Here is a nice article about her and a short review of the novel from the new york times. I will try to find more essays and link later.

I will end with this poem by Bachmann (also from the afterword):


I am dead man who wanders
registered nowhere
unknown in the realm of the perfect
superfluous in the golden cities
and the greening land

written off long ago
bequeathed nothing

Save wind and time and sound

I who cannot live among people

I with the German language
this cloud about me
that I keep as a house
drive through all languages

Oh how this cloud darkens
the somber ones the rain notes
only a few fall

Into brighter places it bears the dead man high


orenda said...

If you are able to find it, there's an interesting film -- starring Isabelle Huppert -- based on the novel. It's just as challenging, I have to say, but worth the time.

Thank you for this post...

Alok said...

thanks! i have been looking for the film for some time now but can't find it. I am a big fan of huppert, I am sure she must have been good in it.

Antonia said...

hi alok,this is a very detailed post - from the passages you quoted I can see the translation is quite ok. Yes the dark man is Celan. And the music, this reference is Schoenberg and a connection to the fairy tale....but the book is also so much more than criticism of the should read those interviews of Bachmann, the interviewers asked her the most ridiculous questions...and her answers are often quite so ironic that one does not notice at once...

Alok said...

Yes, one will get disappointed if one looks for ready-to-use feminist slogans in it. and frankly, i started reading it in that vein but then realized it is not so straight forward. It is certainly a feminist novel but more like virginia woolf's novels, and of course she is far more strident and willing to go to extremes than woolf.

Yes i noticed those interviews too. they give a political edge and wider context to the whole story too. in a sense I felt it was also too "Austrian" a book.

Alok said...

you perhaps mean the published "real" interviews and not the one in the novel? I dont think I can find them here. though the essay does quote a few of her answers.

and thanks for recommending the book :)

Antonia said...

yes it is a very austrian book. I meant the published interviews, the real ones...when I remember as I read Malina for the first time I found it really tough going, too.
In 'The Waves' Virginia Woolf goes to the extremes, too...but differently in some sense...
very nice post,alok :)

Alok said...

I want to read The Waves and other virginia woolf books too. I have only read Mrs Dalloway that too in a very shallow way.

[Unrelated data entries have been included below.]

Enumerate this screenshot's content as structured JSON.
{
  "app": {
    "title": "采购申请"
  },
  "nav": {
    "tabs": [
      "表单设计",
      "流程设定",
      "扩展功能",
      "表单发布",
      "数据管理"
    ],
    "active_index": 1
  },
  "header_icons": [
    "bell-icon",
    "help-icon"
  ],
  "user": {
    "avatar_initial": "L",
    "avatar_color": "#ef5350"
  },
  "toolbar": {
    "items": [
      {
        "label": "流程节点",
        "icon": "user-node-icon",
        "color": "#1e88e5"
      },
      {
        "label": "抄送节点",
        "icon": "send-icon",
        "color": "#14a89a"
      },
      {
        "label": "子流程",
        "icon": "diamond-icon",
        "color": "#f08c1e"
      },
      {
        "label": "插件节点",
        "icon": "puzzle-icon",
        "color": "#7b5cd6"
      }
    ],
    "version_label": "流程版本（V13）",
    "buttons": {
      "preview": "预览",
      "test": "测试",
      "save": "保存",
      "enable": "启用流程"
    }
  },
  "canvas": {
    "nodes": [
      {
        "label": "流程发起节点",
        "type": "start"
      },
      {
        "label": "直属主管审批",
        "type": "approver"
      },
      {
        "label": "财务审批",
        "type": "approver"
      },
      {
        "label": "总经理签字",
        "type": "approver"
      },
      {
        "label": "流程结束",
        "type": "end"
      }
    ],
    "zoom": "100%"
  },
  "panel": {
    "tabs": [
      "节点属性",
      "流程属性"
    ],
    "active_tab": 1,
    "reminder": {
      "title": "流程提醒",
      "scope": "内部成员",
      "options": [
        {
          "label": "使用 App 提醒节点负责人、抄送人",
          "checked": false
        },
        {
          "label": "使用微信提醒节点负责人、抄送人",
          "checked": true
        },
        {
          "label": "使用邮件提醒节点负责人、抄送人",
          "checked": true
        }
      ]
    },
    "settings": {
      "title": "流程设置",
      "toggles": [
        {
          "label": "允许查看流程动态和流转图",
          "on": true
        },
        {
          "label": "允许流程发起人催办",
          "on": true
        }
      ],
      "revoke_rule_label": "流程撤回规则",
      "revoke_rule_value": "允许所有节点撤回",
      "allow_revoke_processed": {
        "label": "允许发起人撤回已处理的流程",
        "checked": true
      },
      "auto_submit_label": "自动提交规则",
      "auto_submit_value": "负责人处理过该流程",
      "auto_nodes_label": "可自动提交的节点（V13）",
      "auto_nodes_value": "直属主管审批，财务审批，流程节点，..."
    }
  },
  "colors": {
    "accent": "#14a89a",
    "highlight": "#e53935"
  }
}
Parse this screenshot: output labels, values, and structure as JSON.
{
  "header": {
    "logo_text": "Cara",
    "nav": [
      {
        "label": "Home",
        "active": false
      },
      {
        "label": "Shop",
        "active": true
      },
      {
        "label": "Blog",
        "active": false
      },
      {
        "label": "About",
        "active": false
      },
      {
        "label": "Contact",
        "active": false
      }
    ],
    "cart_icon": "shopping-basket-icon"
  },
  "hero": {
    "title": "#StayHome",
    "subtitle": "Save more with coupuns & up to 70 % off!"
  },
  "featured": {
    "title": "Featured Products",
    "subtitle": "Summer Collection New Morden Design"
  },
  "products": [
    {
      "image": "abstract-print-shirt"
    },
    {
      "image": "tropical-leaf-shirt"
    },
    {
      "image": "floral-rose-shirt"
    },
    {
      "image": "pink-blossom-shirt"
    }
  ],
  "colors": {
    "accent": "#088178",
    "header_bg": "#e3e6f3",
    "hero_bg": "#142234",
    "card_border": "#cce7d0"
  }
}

Nicolas Poblete said...

Hi ALok, I came across your site looking for Bachmann's info. I have just finished Malina for the second time. It's one of my favorite novels. Thanks for your interest in non-mainstream literature! That's inspiring these days.
ps. Did you know that T. Bernhard took Ingeborg as a main character in one of his latest novels? (He admired her immensely).

Alok said...

Hi Nicolas, Thanks for taking time to read and comment. Yes, I think it was in Bernhard's extinction. he based one of his characters on bachmann. I haven't read it yet but want to.

Red Squirrel said...

Thanks for the review! You helped me understand some things about the novel.

EG said...

great review - I know it's a very difficult novel but I think you did it justice! Have you looked at any of Elfriede Jelinek's novels? She's another feminist austrian writer you might find interesting...